This document examines the historical and cultural implications of university/community relations as they relate to solving issues of transporation. It offers comparative cases in the United States and Germany and argues for cultural relevance in transportation solutions. It was originally an OPAL internal document and is offered here as historical and contemporary context for the larger issue of the transportation challenges OSU and Corvallis face together.
The concept of a train to shuttle football and other sports fans between Portland and Corvallis for major home games has been tried several times. However, each previous attempt was a "solo" trial put together by individual departments without coordination or sufficient logistical planning. With graduate students examining transportation opportunities and policy, OPAL can provide critical support through networking, data gathering, and analysis. This report outlines the background, concept, history, steps taken, key contacts so far, and next steps forward.
Corvallis is a highly ranked sustainable city, we have multiple solar and wind farms across the state, and we have a large university full of cars and intense energy usage. OPAL researchers recently developed a Carbon Footprint Calculator for OSU and Corvallis residents. The Carbon Footprint Calculator project can help provide information about the factors that lead to a high carbon footprint for individuals and to provide ideas to offset usage. Individuals or teams can take on any one of these projects.
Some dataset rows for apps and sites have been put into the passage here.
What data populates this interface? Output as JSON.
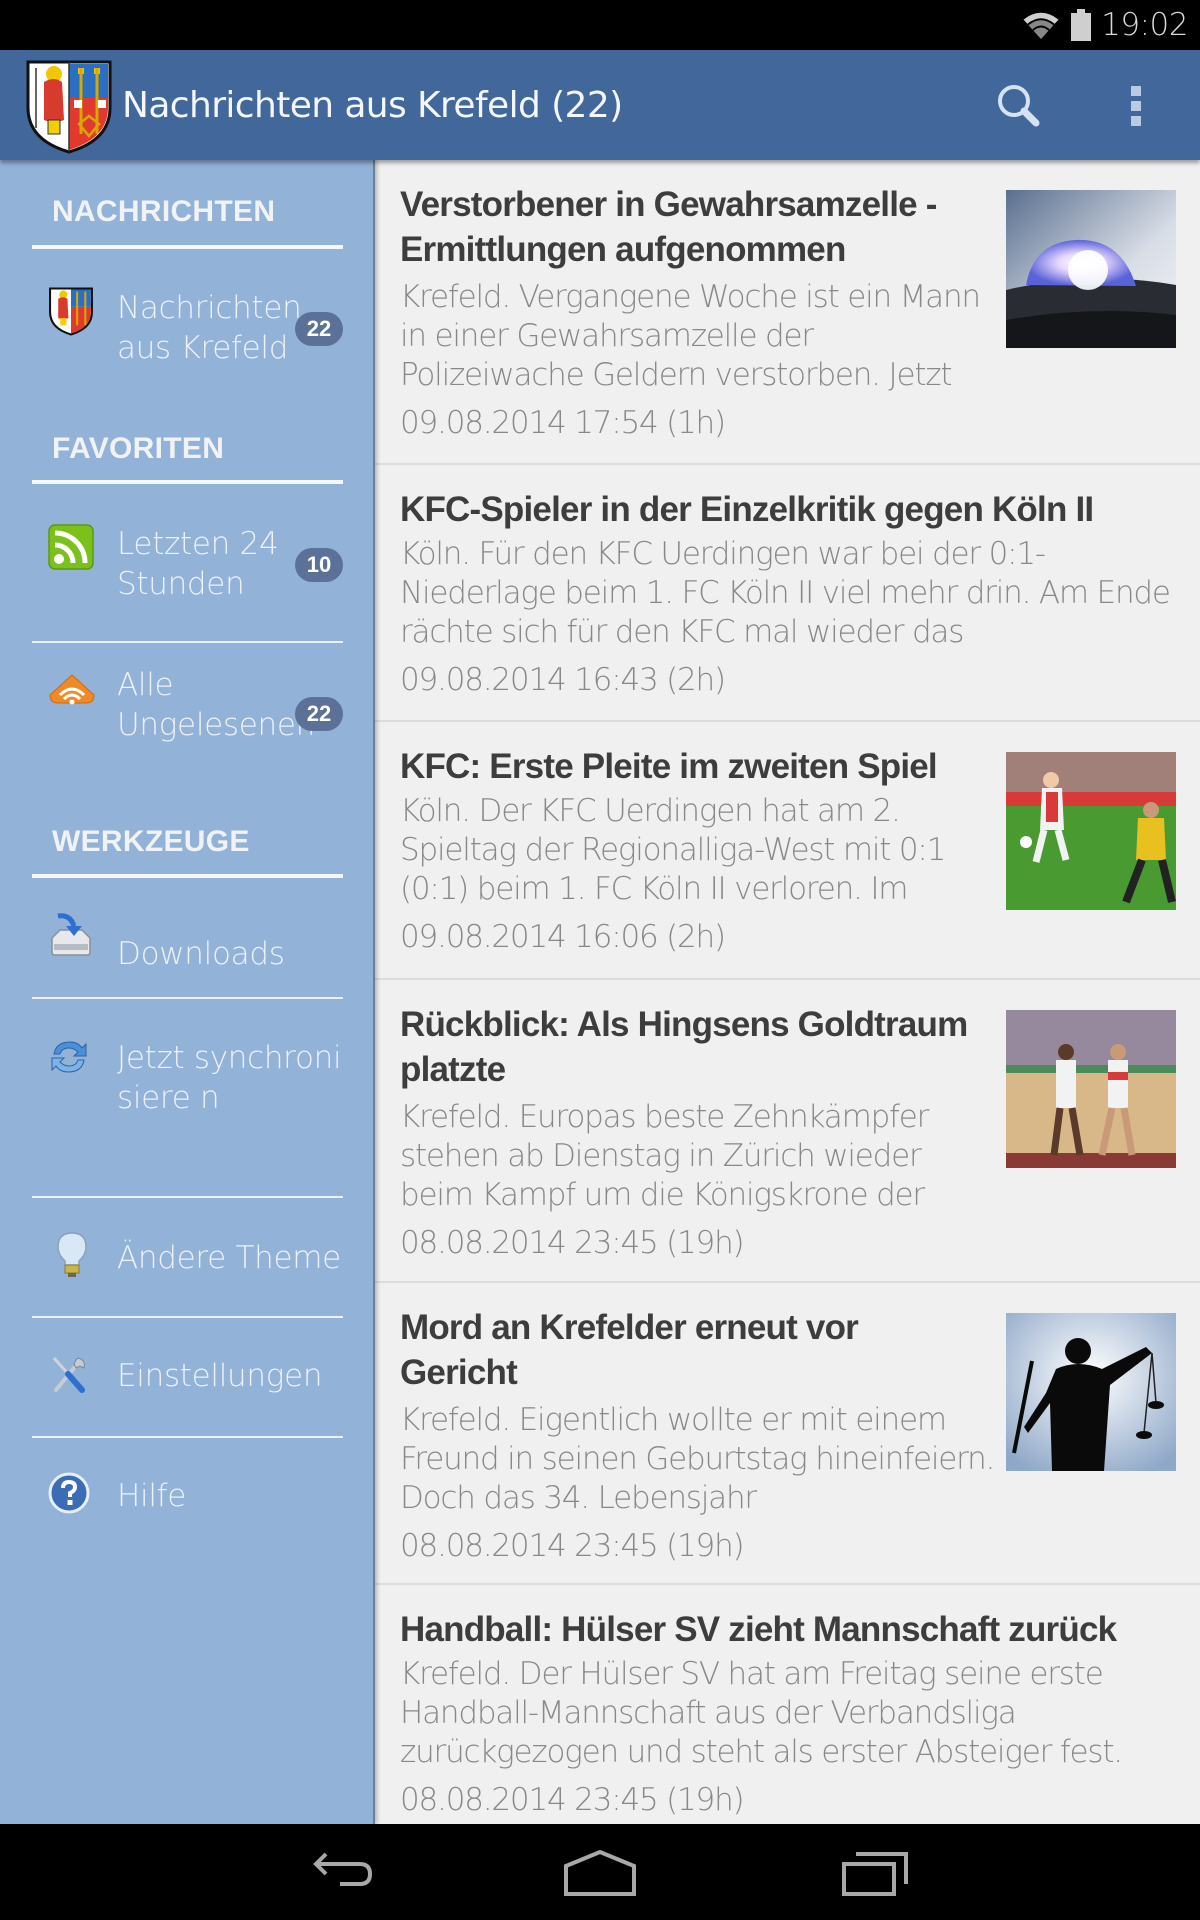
{
  "status_bar": {
    "time": "19:02",
    "icons": [
      "wifi-icon",
      "battery-icon"
    ]
  },
  "toolbar": {
    "logo": "krefeld-coat-of-arms-icon",
    "title": "Nachrichten aus Krefeld (22)",
    "actions": [
      {
        "name": "search",
        "icon": "search-icon"
      },
      {
        "name": "overflow-menu",
        "icon": "more-vertical-icon"
      }
    ]
  },
  "drawer": {
    "sections": [
      {
        "header": "NACHRICHTEN",
        "items": [
          {
            "label": "Nachrichten aus Krefeld",
            "icon": "krefeld-coat-of-arms-icon",
            "badge": "22"
          }
        ]
      },
      {
        "header": "FAVORITEN",
        "items": [
          {
            "label": "Letzten 24 Stunden",
            "icon": "rss-feed-icon",
            "badge": "10"
          },
          {
            "label": "Alle Ungelesenen",
            "icon": "unread-feed-icon",
            "badge": "22"
          }
        ]
      },
      {
        "header": "WERKZEUGE",
        "items": [
          {
            "label": "Downloads",
            "icon": "download-icon"
          },
          {
            "label": "Jetzt synchronisiere n",
            "icon": "sync-icon"
          },
          {
            "label": "Ändere Theme",
            "icon": "lightbulb-icon"
          },
          {
            "label": "Einstellungen",
            "icon": "tools-icon"
          },
          {
            "label": "Hilfe",
            "icon": "help-icon"
          }
        ]
      }
    ]
  },
  "articles": [
    {
      "title": "Verstorbener in Gewahrsamzelle - Ermittlungen aufgenommen",
      "snippet": "Krefeld. Vergangene Woche ist ein Mann in einer Gewahrsamzelle der Polizeiwache Geldern verstorben. Jetzt",
      "date": "09.08.2014 17:54 (1h)",
      "thumbnail": "police-siren-photo"
    },
    {
      "title": "KFC-Spieler in der Einzelkritik gegen Köln II",
      "snippet": "Köln. Für den KFC Uerdingen war bei der 0:1-Niederlage beim 1. FC Köln II viel mehr drin. Am Ende rächte sich für den KFC mal wieder das",
      "date": "09.08.2014 16:43 (2h)",
      "thumbnail": null
    },
    {
      "title": "KFC: Erste Pleite im zweiten Spiel",
      "snippet": "Köln. Der KFC Uerdingen hat am 2. Spieltag der Regionalliga-West mit 0:1 (0:1) beim 1. FC Köln II verloren. Im",
      "date": "09.08.2014 16:06 (2h)",
      "thumbnail": "football-match-photo"
    },
    {
      "title": "Rückblick: Als Hingsens Goldtraum platzte",
      "snippet": "Krefeld. Europas beste Zehnkämpfer stehen ab Dienstag in Zürich wieder beim Kampf um die Königskrone der",
      "date": "08.08.2014 23:45 (19h)",
      "thumbnail": "athletes-stadium-photo"
    },
    {
      "title": "Mord an Krefelder erneut vor Gericht",
      "snippet": "Krefeld. Eigentlich wollte er mit einem Freund in seinen Geburtstag hineinfeiern. Doch das 34. Lebensjahr",
      "date": "08.08.2014 23:45 (19h)",
      "thumbnail": "justitia-silhouette-photo"
    },
    {
      "title": "Handball: Hülser SV zieht Mannschaft zurück",
      "snippet": "Krefeld. Der Hülser SV hat am Freitag seine erste Handball-Mannschaft aus der Verbandsliga zurückgezogen und steht als erster Absteiger fest.",
      "date": "08.08.2014 23:45 (19h)",
      "thumbnail": null
    }
  ],
  "nav_bar": {
    "buttons": [
      "back-icon",
      "home-icon",
      "recent-apps-icon"
    ]
  },
  "colors": {
    "toolbar": "#41679b",
    "drawer": "#93b2d7",
    "badge": "#5b7197",
    "content_bg": "#f0f0f0",
    "title_text": "#3d3d3d",
    "body_text": "#888888"
  }
}
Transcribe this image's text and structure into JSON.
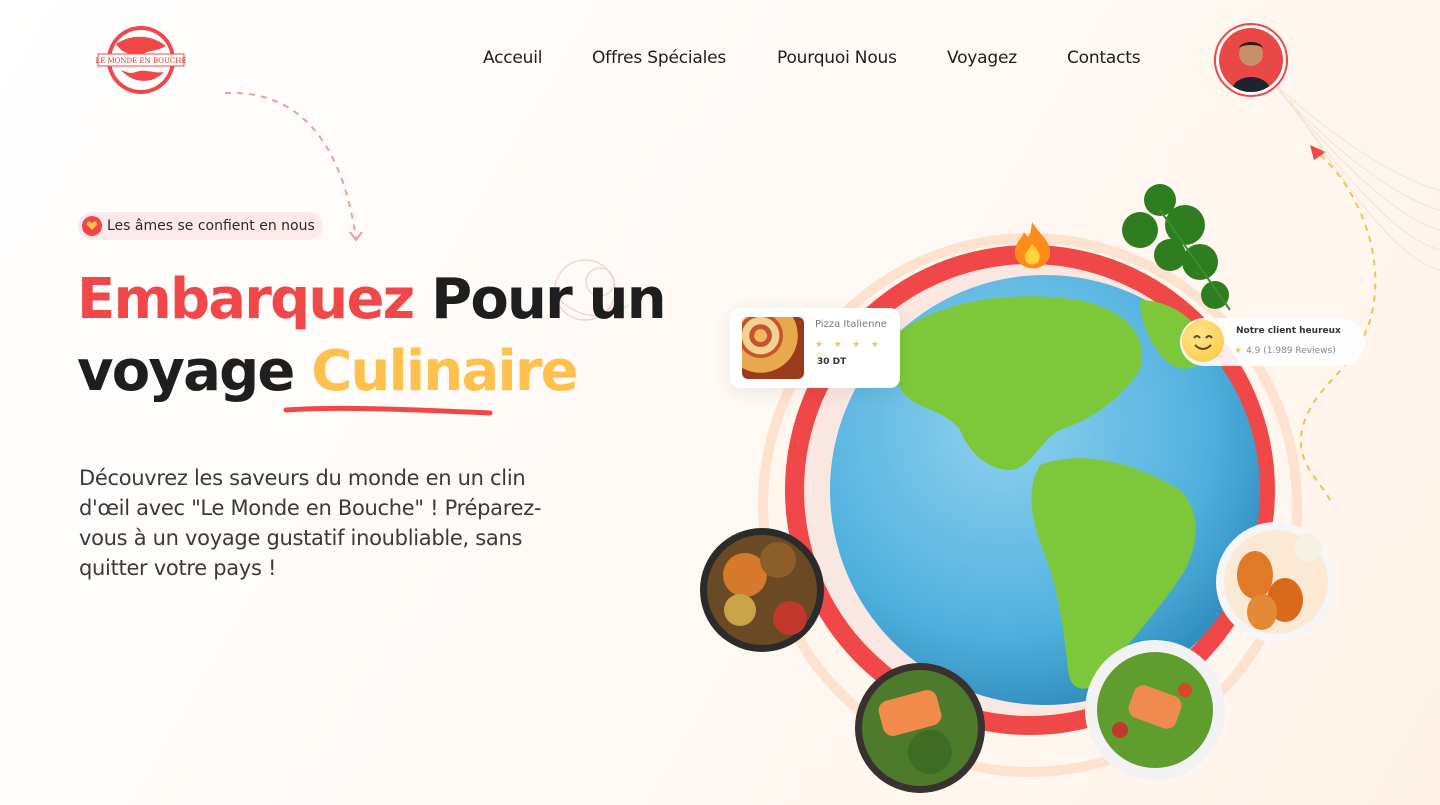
{
  "brand": {
    "logo_text": "LE MONDE EN BOUCHE",
    "accent_red": "#f04848",
    "accent_yellow": "#fec14e"
  },
  "nav": {
    "items": [
      {
        "label": "Acceuil"
      },
      {
        "label": "Offres Spéciales"
      },
      {
        "label": "Pourquoi Nous"
      },
      {
        "label": "Voyagez"
      },
      {
        "label": "Contacts"
      }
    ]
  },
  "user": {
    "avatar_icon": "user-avatar"
  },
  "hero": {
    "badge": "Les âmes se confient en nous",
    "headline_part1": "Embarquez",
    "headline_part2": " Pour un",
    "headline_part3": "voyage ",
    "headline_part4": "Culinaire",
    "description": "Découvrez les saveurs du monde en un clin d'œil avec \"Le Monde en Bouche\" ! Préparez-vous à un voyage gustatif inoubliable, sans quitter votre pays !"
  },
  "pizza_card": {
    "name": "Pizza Italienne",
    "stars": "★ ★ ★ ★ ☆",
    "rating": 4,
    "price": "30 DT"
  },
  "review_card": {
    "title": "Notre client heureux",
    "star": "★",
    "rating_text": "4.9 (1.989 Reviews)"
  }
}
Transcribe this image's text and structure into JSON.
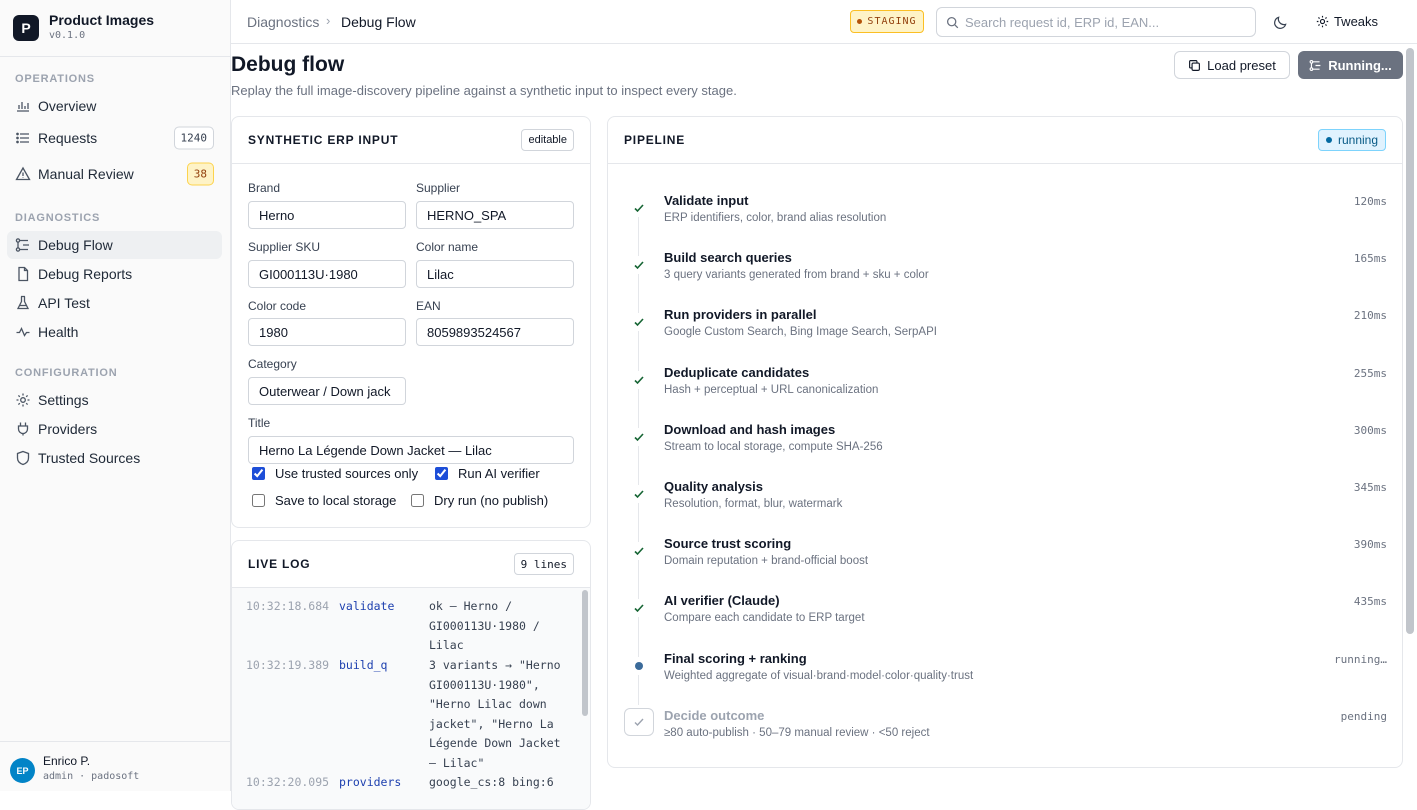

OPAL researchers worked closely with the OSU app club to create a transit app for the Corvallis Transit System. This app is called "Transport" and it delivers real-time bus information for the Corvallis community. This app is the result of a collaboration between the app club and OPAL. To find out more about how policy informed the development of the app, you can read the policy brief for a comprehensive look at the probelm, background, analysis, and policy recommendations. Watch the video below for a short summary of the app.
The on-time high school graduation rate in the Corvallis School District (CSD) was found to be 72.3 percent for the 2009 cohort of interest, which is slightly above the state average but lagging behind the national average. Through the utilization of CSD data as well as interviews with 13 CSD professionals, the present study creates a profile of the students who graduate on time as well as characteristics associated with students who tend not to graduate on time. Findings and recommendations are included at the end of the report. The study makes clear which students need more support in the pursuit of on-time graduation.
In 2011, the City of Corvallis faced severe budget cuts which threatened services and facilities administered by the Corvallis Parks and Recreation Department. In an attempt to stabilize funding, the City started to explore the possibility of transferring park and recreation services to a special taxing district. This policy brief, a collaborative effort between the Corvallis League of Women Voters and OPAL, examines the potential impacts of the development of special taxing districts in the the City of Corvallis.
The disproportionate arrest and incarceration of people with mental illnesses is a significant concern for police, policymakers, and academic researchers throughout the United States. Benton County (Oregon) law enforcement agencies have mirrored this national trend and reported a significant increase in police contacts with people with mental illnesses in recent years.
In this context, this project (1) examined the prevalence of contacts between police and people with mental illness in Benton County; (2) examined some of the potential causes and consequences of the trend; and (3) provided policy suggestions for more efficient and successful contacts between those with mental illnesses and the police.
Renewable energy technologies have garnered a positive connotation in society for the social and environmental benefits they provide. Today both renewable and traditional technologies are reaching market parity. This has been made possible in large part through state and federal public investment mechanisms. Renewable energy project funding is under increasing threat as the availability of public investment declines.
This policy brief considers alternatives that utilize private investment in order to fill the void of lost public-side monetary support. The brief discusses the use of Public Private Partnerships and Master Limited Partnerships in detail.
The Corvallis Arts and Culture Commission worked with OPAL to better understand public perception of the role and importance of arts and culture in the community. The study worked to: discover opportunities to enhance and develop the Commission’s role in building a strong, vibrant arts and culture community; understand the current strengths of the arts and culture community and identify opportunities to build on those strengths; and to foster the expansion of underdeveloped segments within the arts and culture community.
In total, 110 surveys were collected to specifically examine how arts and cultural events contribute to economic development, the role of arts-based tourism, and how independent and artistic groups contribute to the community. This project contributed to a larger Oregon State University and City of Corvallis effort to share information, build community, and ensure a strong, sustainable future. The results of the project were shared with the Corvallis Arts and Culture Commission in January of 2014.